Among the petitions included in the response was the second most popular petition ever posted to the White House’s 16-month old website. It asked the president to “Immediately address the issue of gun control through the introduction of legislation in Congress.”

The response, which arrived on the one week anniversary of the Newtown attack, included a video message from President Obama and a statement from White House Chief of Staff Bruce Reed. The statement and video both highlighted the president’s earlier pledge to introduce legislation in January that includes a ban on military-style assault weapons and high capacity ammunition clips as well as improved access to mental health services.

The statement linked to a separate White House page where citizens can share their thoughts on how best to reduce gun violence. It’s not clear precisely how the administration plans to use citizen input from the site.

“We started We the People so that you could directly petition your government on the matters you care about the most, so that you could make your voice heard,” Obama said in his response. “And in the days since the heartbreaking tragedy in Newtown, Conn., hundreds of thousands of you from all 50 states have signed petitions asking us to take serious steps to address the epidemic of gun violence in this country.”

Twelve of the 32 petitions included in the response urged increased restrictions on gun ownership and eight urged maintaining current laws or increasing gun rights. Another 12 petitions advocated for increased school security including arming teachers and hiring armed guards. Five petitions urged improved mental health care.

The president began his explanation by stating he does not intend to curtail the majority of gun ownership rights.

“The fact is most gun owners in America are responsible,” he said. “They buy their guns legally and they use them safely. It’s encouraging that many gun owners this week have stepped up to say there are steps we can take to prevent more tragedies like the one in Newtown, steps that both protect our rights and protect our kids.”

Friday’s response did not address several petitions urging the government to take actions to prevent the Westboro Baptist Church from picketing the funerals of Sandy Hook victims. One of those petitions, which asked the president to designate the church as a hate group, is now the most popular petition ever posted to We the People with 234,000 signatures.

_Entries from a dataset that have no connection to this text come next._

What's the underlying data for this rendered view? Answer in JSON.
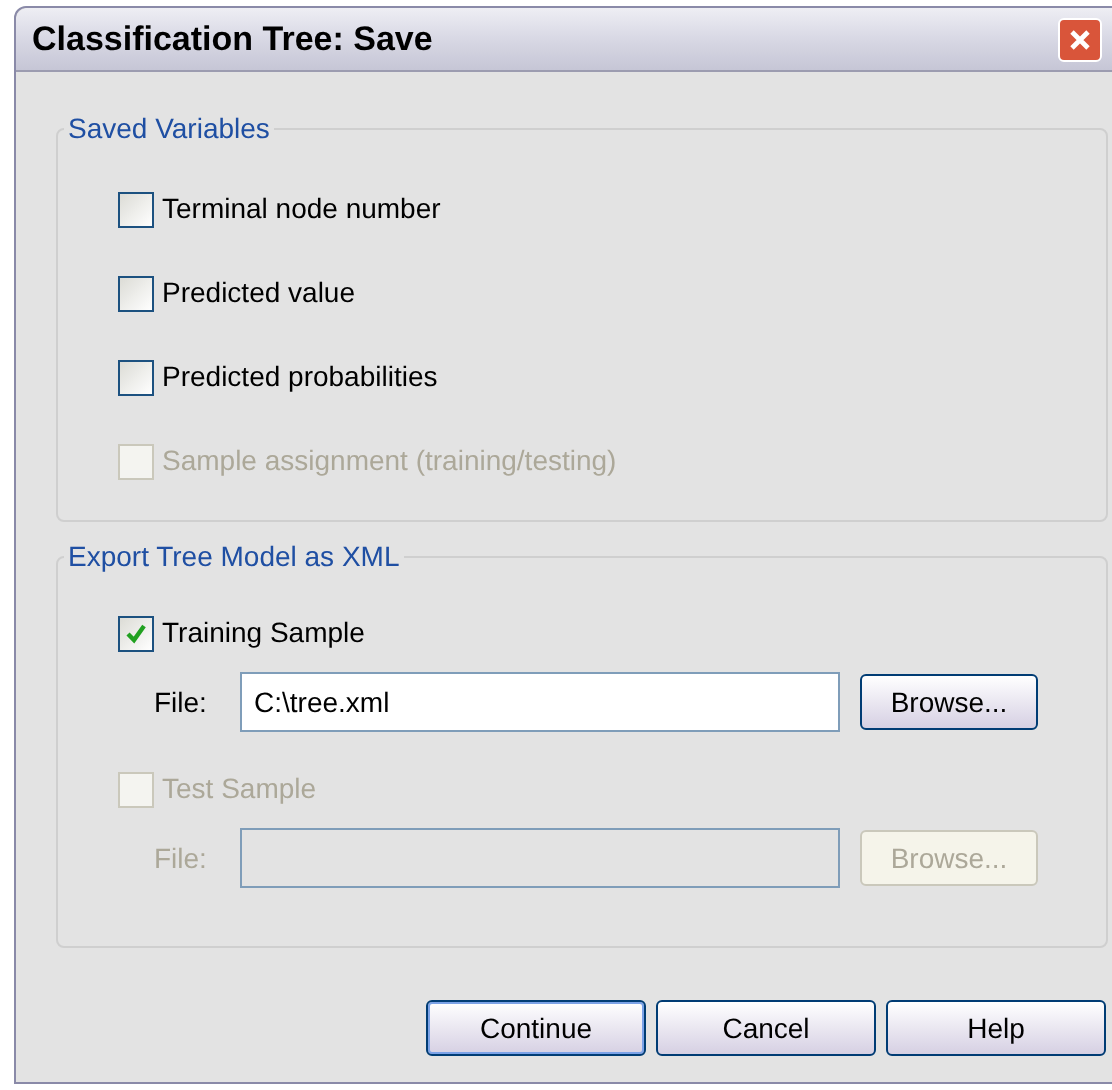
{
  "window": {
    "title": "Classification Tree: Save"
  },
  "saved_variables": {
    "title": "Saved Variables",
    "options": [
      {
        "label": "Terminal node number",
        "checked": false,
        "disabled": false
      },
      {
        "label": "Predicted value",
        "checked": false,
        "disabled": false
      },
      {
        "label": "Predicted probabilities",
        "checked": false,
        "disabled": false
      },
      {
        "label": "Sample assignment (training/testing)",
        "checked": false,
        "disabled": true
      }
    ]
  },
  "export": {
    "title": "Export Tree Model as XML",
    "samples": [
      {
        "label": "Training Sample",
        "checked": true,
        "disabled": false,
        "file_label": "File:",
        "file_value": "C:\\tree.xml",
        "browse": "Browse..."
      },
      {
        "label": "Test Sample",
        "checked": false,
        "disabled": true,
        "file_label": "File:",
        "browse": "Browse..."
      }
    ]
  },
  "buttons": [
    {
      "label": "Continue",
      "default": true
    },
    {
      "label": "Cancel",
      "default": false
    },
    {
      "label": "Help",
      "default": false
    }
  ]
}
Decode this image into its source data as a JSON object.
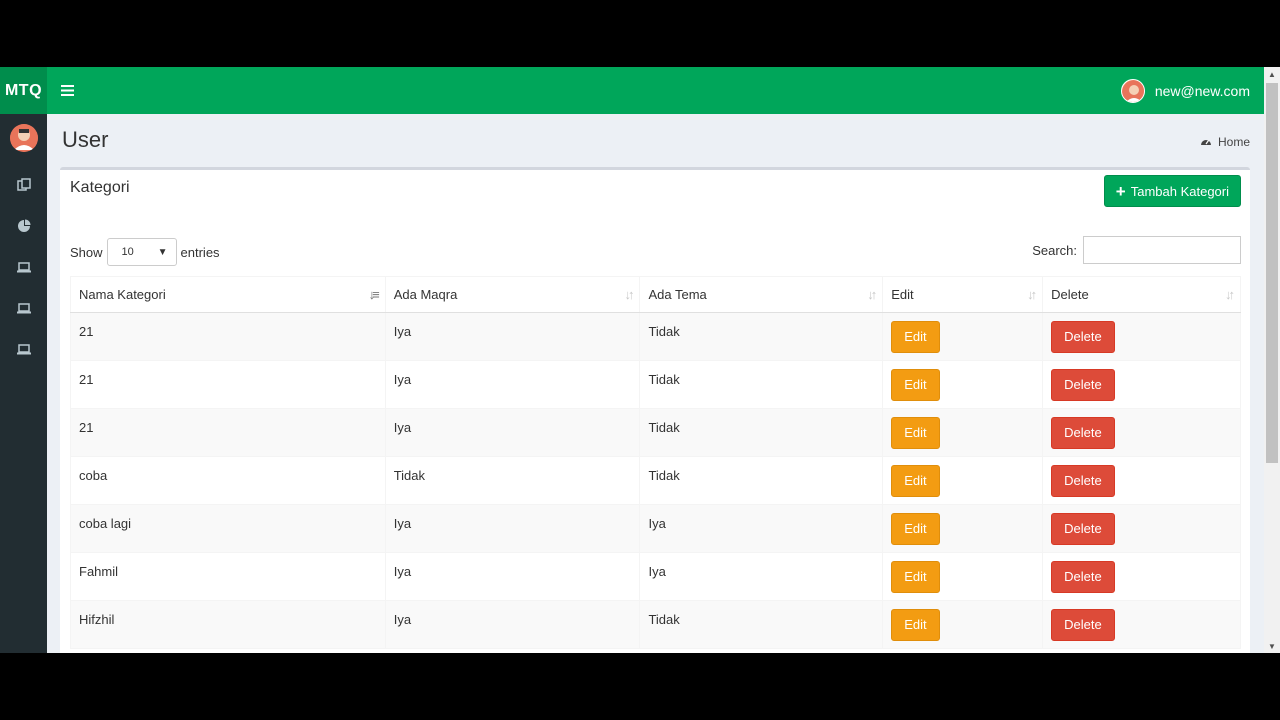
{
  "brand": "MTQ",
  "user": {
    "email": "new@new.com"
  },
  "sidebar": {
    "items": [
      {
        "icon": "copy-icon"
      },
      {
        "icon": "pie-chart-icon"
      },
      {
        "icon": "laptop-icon"
      },
      {
        "icon": "laptop-icon"
      },
      {
        "icon": "laptop-icon"
      }
    ]
  },
  "header": {
    "title": "User",
    "breadcrumb": "Home"
  },
  "box": {
    "title": "Kategori",
    "add_button": "Tambah Kategori"
  },
  "length": {
    "show": "Show",
    "value": "10",
    "entries": "entries"
  },
  "search": {
    "label": "Search:"
  },
  "table": {
    "columns": [
      "Nama Kategori",
      "Ada Maqra",
      "Ada Tema",
      "Edit",
      "Delete"
    ],
    "rows": [
      {
        "nama": "21",
        "maqra": "Iya",
        "tema": "Tidak",
        "edit": "Edit",
        "delete": "Delete"
      },
      {
        "nama": "21",
        "maqra": "Iya",
        "tema": "Tidak",
        "edit": "Edit",
        "delete": "Delete"
      },
      {
        "nama": "21",
        "maqra": "Iya",
        "tema": "Tidak",
        "edit": "Edit",
        "delete": "Delete"
      },
      {
        "nama": "coba",
        "maqra": "Tidak",
        "tema": "Tidak",
        "edit": "Edit",
        "delete": "Delete"
      },
      {
        "nama": "coba lagi",
        "maqra": "Iya",
        "tema": "Iya",
        "edit": "Edit",
        "delete": "Delete"
      },
      {
        "nama": "Fahmil",
        "maqra": "Iya",
        "tema": "Iya",
        "edit": "Edit",
        "delete": "Delete"
      },
      {
        "nama": "Hifzhil",
        "maqra": "Iya",
        "tema": "Tidak",
        "edit": "Edit",
        "delete": "Delete"
      }
    ]
  },
  "colors": {
    "primary": "#00a65a",
    "sidebar": "#222d32",
    "warning": "#f39c12",
    "danger": "#dd4b39"
  }
}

Church members believe the Sandy Hook murders and the deaths of U.S. soldiers in Iraq and Afghanistan are God’s punishment for the United States’ tolerance of homosexuality and divorce. Obama signed a bill in August restricting protests within 300 feet of military funerals but a 2011 Supreme Court ruling found the Westboro protests fell under the First Amendment’s free speech protections.

In closing his video message Friday, Obama urged petition signers to contact their members of Congress and lobby for gun control.

“I’ll do everything in my power as president to advance these efforts,” he said, “because if there’s even one thing we can do as a country to protect our children we have a responsibility to try.”